Power of Placebo Effect

CURE, Fall 2014, Volume 13, Issue 3

Results of a new study on omega-3 fatty acid show a surprising placebo effect.

Results of a new study on omega-3 fatty acid show a surprising placebo effect. Researcher Dawn Hershman, leader of the Breast Cancer Program at Herbert Irving Comprehensive Cancer Center in New York, says the study’s goal was to determine whether omega-3 showed any effectiveness at relieving painful arthralgia in women taking aromatase inhibitors. She found that participants who received either the supplement or a placebo had a reduction in symptoms.

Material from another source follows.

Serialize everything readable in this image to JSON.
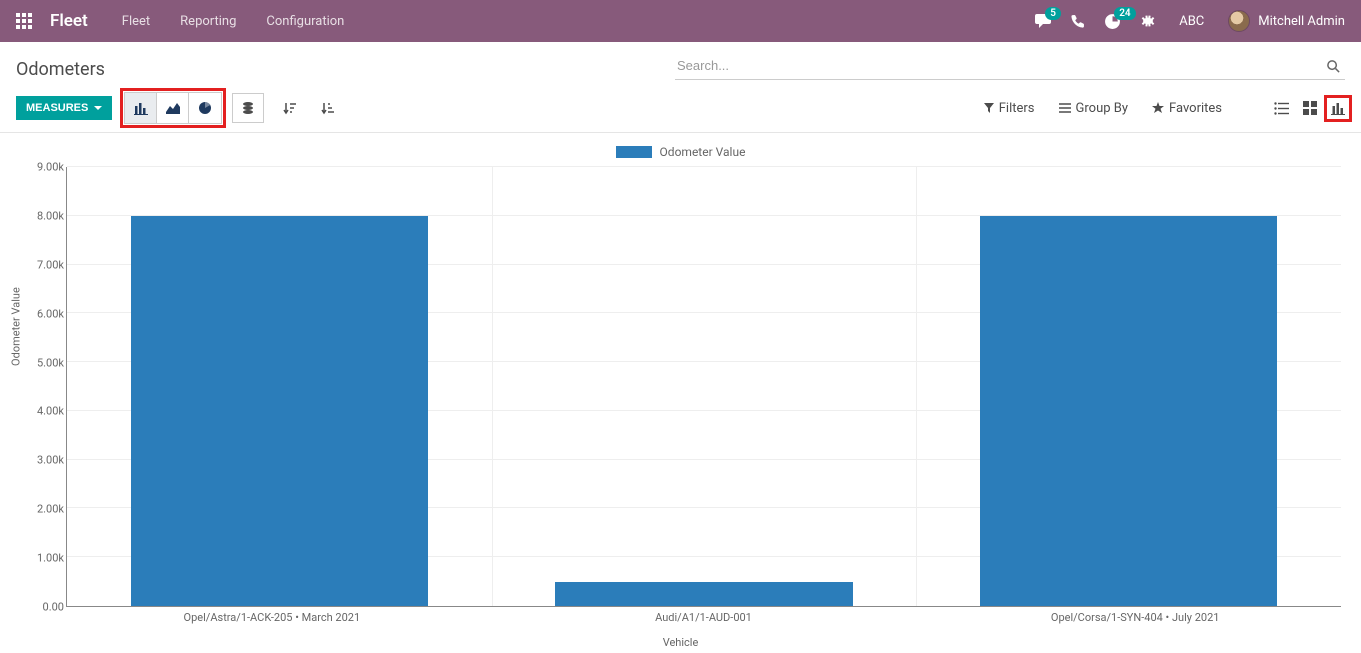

Omega-3 supplements have antiinflammatory effects that can decrease arthralgia, the musculoskeletal pain that often causes women to discontinue taking aromatase inhibitors. A quarter of breast cancer survivors report using the supplement. In the study, more than 250 women were randomized to take omega-3 or a placebo for 12 weeks. The results showed an improvement in arthralgia for 60 percent of all participants, suggesting that the omega-3 or the placebo had a benefit.

“The magnitude of the change in the omega-3 [group] was similar to other interventions,” Hershman says. “What was unusual about our result was that over 55 percent of the patients on the placebo arm had clinically significant improvement.”

Hershman said those involved in the study were surprised at the profound placebo effect. Researchers have concluded that either the placebo used (a combination of soybean and corn oils) had beneficial effects or that a large placebo effect should be expected when conducting trials for arthralgia.

Hershman is also investigating pharmaceutical treatments and acupuncture for arthralgia relief.